Dr. Margaret M. Gripshover is adjunct associate professor of geography. Her classroom atmosphere is open, positive, rigorous, and, at times, improvisational. During class, students contribute to discussion, ask knowledgeable questions, and even interject jokes or asides. Dr. Gripshover’s class displays a warm and comfortable atmosphere, where students are engaged in discovering that geography can be fascinating and relevant.
Robert Guest, lecturer in the mathematics department, has done an inspired job teaching some of the courses considered the most difficult to teach. His dynamic, enthusiastic, and charismatic style allows him to base his teaching on real-world examples that hold the students’ interest.
Dr. Melissa Kennedy, assistant professor of veterinary medicine, is director of the College of Veterinary Medicine’s virology laboratory. Her research focuses on viral diseases of nondomesticated animals, so she frequently travels to Africa for field research, often taking students with her.
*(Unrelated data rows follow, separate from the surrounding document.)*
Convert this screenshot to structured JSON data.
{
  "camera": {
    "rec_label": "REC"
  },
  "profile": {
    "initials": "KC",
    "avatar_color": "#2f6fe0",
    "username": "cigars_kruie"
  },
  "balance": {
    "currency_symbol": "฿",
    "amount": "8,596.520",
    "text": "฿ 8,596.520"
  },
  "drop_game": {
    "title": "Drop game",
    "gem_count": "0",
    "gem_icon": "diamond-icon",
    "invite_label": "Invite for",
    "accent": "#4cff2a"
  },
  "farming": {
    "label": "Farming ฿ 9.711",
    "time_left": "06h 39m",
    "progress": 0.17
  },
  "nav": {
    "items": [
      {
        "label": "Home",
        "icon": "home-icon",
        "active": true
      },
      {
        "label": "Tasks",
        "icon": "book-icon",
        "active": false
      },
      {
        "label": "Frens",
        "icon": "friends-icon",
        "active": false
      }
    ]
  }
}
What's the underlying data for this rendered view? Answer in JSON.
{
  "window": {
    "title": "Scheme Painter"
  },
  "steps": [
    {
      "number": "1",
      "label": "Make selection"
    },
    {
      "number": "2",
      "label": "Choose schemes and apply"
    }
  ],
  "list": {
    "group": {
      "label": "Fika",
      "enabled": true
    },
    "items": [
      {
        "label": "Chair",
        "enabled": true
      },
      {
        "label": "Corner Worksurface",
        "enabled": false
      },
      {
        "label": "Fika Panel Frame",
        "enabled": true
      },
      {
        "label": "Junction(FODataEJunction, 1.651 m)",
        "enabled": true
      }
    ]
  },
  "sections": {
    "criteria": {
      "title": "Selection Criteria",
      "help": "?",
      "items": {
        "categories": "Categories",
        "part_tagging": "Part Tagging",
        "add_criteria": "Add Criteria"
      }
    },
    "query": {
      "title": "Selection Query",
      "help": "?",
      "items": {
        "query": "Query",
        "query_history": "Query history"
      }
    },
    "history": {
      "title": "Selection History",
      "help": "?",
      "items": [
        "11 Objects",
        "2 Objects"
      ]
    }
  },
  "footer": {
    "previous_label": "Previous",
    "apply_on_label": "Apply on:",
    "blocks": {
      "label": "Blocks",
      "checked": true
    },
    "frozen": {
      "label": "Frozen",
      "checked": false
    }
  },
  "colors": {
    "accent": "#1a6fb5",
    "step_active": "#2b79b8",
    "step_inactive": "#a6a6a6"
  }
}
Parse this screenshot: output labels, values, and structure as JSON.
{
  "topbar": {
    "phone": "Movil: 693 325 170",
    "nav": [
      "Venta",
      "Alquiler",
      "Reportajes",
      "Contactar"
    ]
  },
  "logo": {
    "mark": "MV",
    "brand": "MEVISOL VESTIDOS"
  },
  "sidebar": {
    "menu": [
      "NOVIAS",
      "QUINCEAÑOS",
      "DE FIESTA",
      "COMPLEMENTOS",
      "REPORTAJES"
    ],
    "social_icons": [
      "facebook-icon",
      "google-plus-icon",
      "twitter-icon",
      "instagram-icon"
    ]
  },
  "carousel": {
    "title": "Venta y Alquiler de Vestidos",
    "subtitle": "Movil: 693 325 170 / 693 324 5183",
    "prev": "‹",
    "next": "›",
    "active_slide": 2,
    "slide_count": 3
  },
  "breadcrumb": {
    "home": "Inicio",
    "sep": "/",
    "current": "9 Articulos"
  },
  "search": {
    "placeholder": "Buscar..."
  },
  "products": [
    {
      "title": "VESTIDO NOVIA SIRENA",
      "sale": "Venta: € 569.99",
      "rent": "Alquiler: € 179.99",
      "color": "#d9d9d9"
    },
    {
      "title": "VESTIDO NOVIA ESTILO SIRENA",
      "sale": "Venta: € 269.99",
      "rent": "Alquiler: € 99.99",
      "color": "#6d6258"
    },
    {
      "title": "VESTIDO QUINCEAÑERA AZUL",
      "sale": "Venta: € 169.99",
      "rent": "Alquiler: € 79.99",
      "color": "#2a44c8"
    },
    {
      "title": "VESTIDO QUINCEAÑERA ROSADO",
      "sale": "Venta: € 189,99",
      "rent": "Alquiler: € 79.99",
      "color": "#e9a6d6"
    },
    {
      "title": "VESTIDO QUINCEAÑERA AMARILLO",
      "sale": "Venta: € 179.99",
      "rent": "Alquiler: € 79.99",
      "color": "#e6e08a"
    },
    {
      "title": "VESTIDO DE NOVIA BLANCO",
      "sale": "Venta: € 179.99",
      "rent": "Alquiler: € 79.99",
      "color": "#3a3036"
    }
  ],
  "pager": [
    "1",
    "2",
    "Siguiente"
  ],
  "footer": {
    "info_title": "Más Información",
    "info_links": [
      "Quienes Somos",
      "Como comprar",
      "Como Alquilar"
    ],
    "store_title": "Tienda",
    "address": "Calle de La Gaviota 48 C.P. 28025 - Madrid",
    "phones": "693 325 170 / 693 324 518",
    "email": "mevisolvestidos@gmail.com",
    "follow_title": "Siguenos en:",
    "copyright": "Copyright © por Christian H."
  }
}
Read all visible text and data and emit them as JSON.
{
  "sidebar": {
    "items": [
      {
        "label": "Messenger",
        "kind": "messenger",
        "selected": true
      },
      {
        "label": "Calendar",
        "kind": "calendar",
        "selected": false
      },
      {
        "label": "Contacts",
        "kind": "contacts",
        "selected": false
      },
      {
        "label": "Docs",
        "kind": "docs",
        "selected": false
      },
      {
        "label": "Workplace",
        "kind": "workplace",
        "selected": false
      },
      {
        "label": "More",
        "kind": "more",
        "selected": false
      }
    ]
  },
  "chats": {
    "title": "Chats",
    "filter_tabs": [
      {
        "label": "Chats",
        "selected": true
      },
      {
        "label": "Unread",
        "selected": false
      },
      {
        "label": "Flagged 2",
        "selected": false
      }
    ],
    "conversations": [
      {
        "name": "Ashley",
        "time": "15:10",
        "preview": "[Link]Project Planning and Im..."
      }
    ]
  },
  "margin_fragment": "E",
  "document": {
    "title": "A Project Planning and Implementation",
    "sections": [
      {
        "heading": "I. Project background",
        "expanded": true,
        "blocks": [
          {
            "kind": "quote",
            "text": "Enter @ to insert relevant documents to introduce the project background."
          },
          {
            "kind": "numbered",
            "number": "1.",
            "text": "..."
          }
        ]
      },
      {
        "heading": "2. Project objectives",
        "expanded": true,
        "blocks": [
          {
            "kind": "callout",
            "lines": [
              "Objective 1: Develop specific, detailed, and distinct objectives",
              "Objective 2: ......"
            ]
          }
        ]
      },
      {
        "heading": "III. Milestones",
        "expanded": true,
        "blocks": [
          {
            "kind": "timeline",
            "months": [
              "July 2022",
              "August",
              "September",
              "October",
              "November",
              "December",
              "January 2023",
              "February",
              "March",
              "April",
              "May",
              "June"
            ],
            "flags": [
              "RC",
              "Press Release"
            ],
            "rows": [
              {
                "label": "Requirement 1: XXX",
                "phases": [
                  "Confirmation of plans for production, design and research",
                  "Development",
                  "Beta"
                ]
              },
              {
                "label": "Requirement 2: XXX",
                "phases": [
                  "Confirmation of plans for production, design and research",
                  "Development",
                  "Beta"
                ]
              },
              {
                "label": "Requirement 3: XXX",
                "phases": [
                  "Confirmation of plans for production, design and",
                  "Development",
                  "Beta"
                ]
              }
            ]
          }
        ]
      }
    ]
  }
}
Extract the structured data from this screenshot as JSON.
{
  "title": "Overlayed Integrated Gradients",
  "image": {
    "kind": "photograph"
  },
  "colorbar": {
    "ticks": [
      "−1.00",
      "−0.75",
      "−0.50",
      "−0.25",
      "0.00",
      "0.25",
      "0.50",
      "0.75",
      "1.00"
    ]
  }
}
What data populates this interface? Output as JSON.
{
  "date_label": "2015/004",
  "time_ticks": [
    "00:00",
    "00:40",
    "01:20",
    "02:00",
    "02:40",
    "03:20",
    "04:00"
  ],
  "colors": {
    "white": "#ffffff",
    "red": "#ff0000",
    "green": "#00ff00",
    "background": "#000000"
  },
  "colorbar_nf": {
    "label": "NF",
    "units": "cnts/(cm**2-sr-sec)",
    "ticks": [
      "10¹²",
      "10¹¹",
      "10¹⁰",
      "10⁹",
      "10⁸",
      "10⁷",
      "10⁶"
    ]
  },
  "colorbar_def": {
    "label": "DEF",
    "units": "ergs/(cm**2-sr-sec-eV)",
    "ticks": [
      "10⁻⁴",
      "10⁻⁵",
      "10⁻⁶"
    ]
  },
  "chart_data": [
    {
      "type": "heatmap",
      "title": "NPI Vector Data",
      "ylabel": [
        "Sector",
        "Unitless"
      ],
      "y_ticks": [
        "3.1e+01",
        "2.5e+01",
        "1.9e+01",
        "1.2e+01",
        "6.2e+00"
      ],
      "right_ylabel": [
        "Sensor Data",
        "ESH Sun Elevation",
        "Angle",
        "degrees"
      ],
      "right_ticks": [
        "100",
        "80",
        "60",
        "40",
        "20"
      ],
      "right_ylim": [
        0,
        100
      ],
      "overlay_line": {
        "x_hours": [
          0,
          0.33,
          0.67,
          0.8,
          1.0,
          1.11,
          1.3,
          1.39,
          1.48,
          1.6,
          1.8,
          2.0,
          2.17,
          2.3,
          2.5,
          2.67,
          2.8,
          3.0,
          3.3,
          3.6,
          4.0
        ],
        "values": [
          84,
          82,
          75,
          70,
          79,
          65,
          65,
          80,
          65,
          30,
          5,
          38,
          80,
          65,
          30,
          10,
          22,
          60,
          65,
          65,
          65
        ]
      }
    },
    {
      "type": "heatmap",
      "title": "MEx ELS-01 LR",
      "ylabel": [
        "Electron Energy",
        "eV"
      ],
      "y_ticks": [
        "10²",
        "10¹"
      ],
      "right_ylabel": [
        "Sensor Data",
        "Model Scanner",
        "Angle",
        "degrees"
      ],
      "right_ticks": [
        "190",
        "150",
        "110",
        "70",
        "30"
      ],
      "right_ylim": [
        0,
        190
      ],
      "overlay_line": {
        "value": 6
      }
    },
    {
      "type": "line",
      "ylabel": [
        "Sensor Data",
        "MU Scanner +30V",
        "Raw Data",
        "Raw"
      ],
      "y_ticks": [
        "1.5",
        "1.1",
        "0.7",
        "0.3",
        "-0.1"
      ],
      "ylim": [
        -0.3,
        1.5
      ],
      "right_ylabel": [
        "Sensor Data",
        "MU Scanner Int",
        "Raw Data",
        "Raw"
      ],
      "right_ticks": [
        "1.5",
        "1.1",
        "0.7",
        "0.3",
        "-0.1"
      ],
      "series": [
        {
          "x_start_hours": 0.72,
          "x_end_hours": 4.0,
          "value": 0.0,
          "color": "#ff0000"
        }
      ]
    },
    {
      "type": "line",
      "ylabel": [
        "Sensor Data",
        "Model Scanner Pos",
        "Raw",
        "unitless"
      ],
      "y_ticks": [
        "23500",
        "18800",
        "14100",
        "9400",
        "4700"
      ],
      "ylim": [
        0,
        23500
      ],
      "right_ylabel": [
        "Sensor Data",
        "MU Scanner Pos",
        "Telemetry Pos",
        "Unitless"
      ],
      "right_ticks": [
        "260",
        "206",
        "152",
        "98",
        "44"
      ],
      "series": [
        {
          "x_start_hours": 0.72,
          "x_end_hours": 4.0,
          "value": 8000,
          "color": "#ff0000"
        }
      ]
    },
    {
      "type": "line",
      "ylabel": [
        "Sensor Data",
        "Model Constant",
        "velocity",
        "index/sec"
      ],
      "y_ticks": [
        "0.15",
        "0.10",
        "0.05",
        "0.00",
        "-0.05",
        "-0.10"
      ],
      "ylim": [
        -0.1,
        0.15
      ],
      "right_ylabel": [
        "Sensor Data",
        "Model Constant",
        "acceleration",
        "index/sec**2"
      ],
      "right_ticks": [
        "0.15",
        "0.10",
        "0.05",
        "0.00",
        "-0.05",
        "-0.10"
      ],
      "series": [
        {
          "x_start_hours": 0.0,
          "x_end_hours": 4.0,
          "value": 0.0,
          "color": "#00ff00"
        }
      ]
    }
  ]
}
She strives to be an advocate for students, saying she shares “a connection, an empathy with veterinary students that allows [her] to see things from their perspective, never losing sight of the challenges they face.”
Dr. Dianne Mawby, clinical associate professor in the College of Veterinary Medicine, combines consistent enthusiasm and energy in her teaching. Her philosophy is that learning must combine fun, stimulation, and satisfaction. Her students apparently feel she’s doing just that: Her evaluations are some of the highest in the college, often near 5.0. Dr. Mawby was voted Clinician of the Year by senior students just two years after arriving at UT.
Dr. Urmila S. Seshagiri, associate professor of English, has been on UT’s faculty for four years. In addition to standard courses of literary modernism, she also has designed a number of special topics classes. Her evaluation scores reflect her commitment to students and the material. One student writes that she has “never put so much effort into a class at UT… as in Dr. Seshagiri’s classes, and I have never learned or improved as much in any other class as I have in hers. Her students work incredibly hard for her, because she does it for us.”